Photo credit: Samy RakotoniainaThe application significantly saves time. Previously, the health volunteers were required to follow a paper-based job aid during case management appointments, and often instantly filled in their forms, which slowed down the service time. With the smartphone, beneficiaries confirmed that they were satisfied with the new system, which has become faster and more accurate, saving time for everyone involved.
Finally, the smartphone enhances the communication between heads of health centers and community health volunteers; they can easily get in touch by telephone to ask specific questions or to share important health information. Health volunteers can also check whether referred patients actually went to the health center, which reinforces follow-up and the continuum of care.
This mobile health application has proved successful in its pilot phase at the community level, despite initial challenges in introducing community health volunteers to the use of the touchscreen devices. Training and practice helped users quickly master the smartphone and its components within a few days. The application has also been designed to run offline, in order to mitigate any potential problems due to limited internet coverage throughout rural Madagascar. Additionally, community health volunteers sync their database when they visit the nearest town with internet coverage at least once a month. However, the pilot project also revealed challenges, such as phone battery life, which must be addressed to improve the application for scale-up. More reliable solar chargers and powerbanks will ensure the functionality of the electronic devices in off grid locations.

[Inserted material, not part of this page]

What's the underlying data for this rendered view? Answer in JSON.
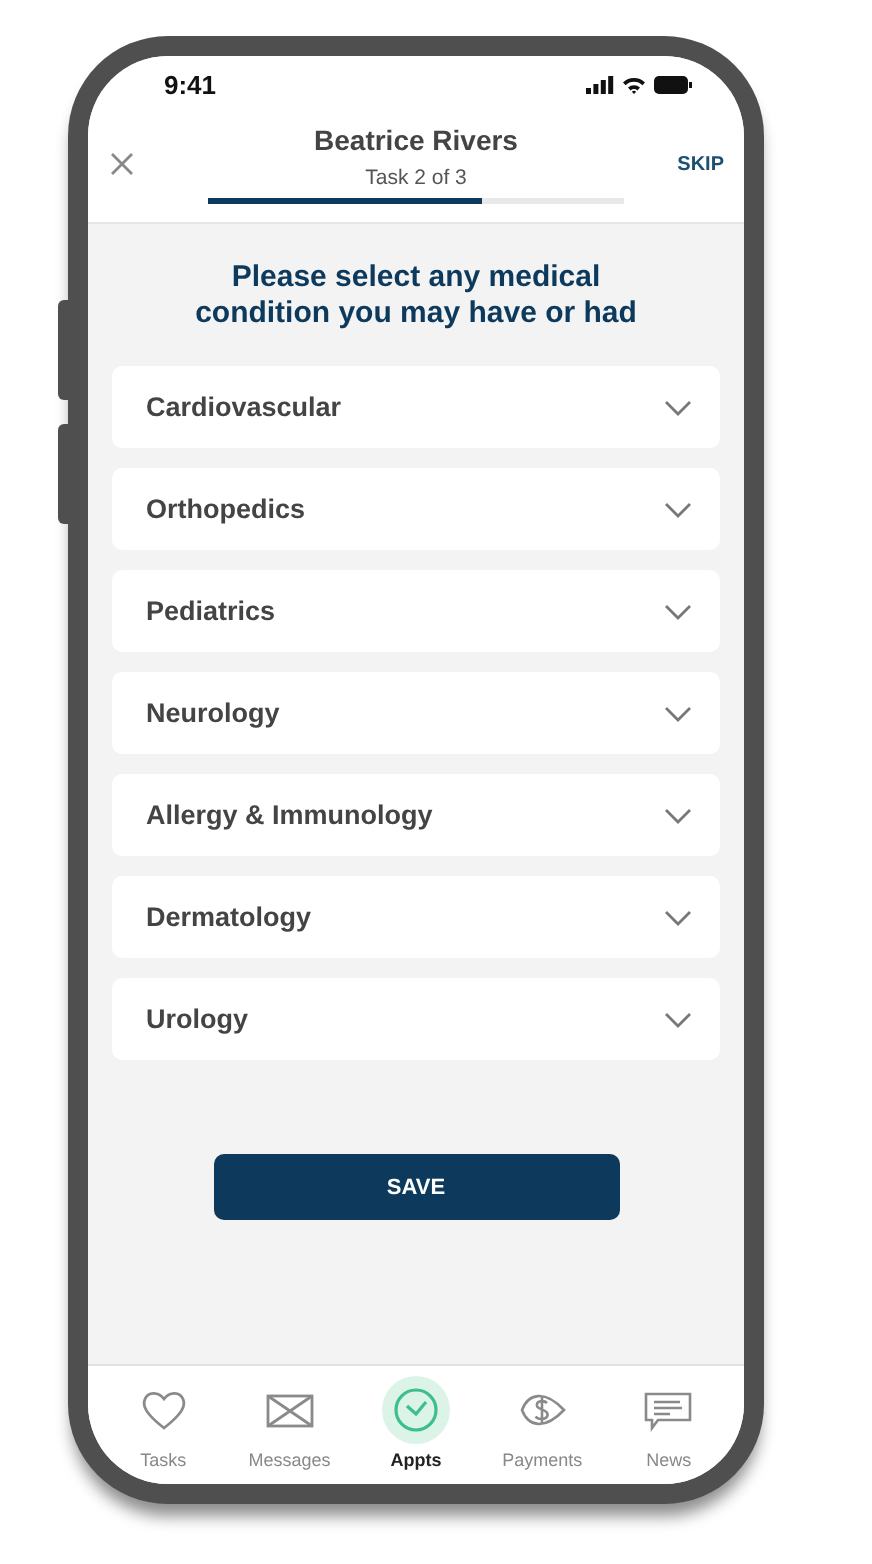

Ultimately, the introduction of mobile technology to improve the quality of care remains a real innovation in community health, as the application generates a diagnosis and recommendations for treatment and follow-up, thereby offering standardized, evidence-based care. The preliminary results of the pilot project suggest that the mobile application has the potential to generate significant positive impacts on health service delivery and data collection at the community-level. Following this successful pilot phase, the Ministry of Public Health and the USAID Mikolo project, decided to scale-up the use of smartphones at the community level to strengthen the country's health system and to improve health outcomes in remote villages.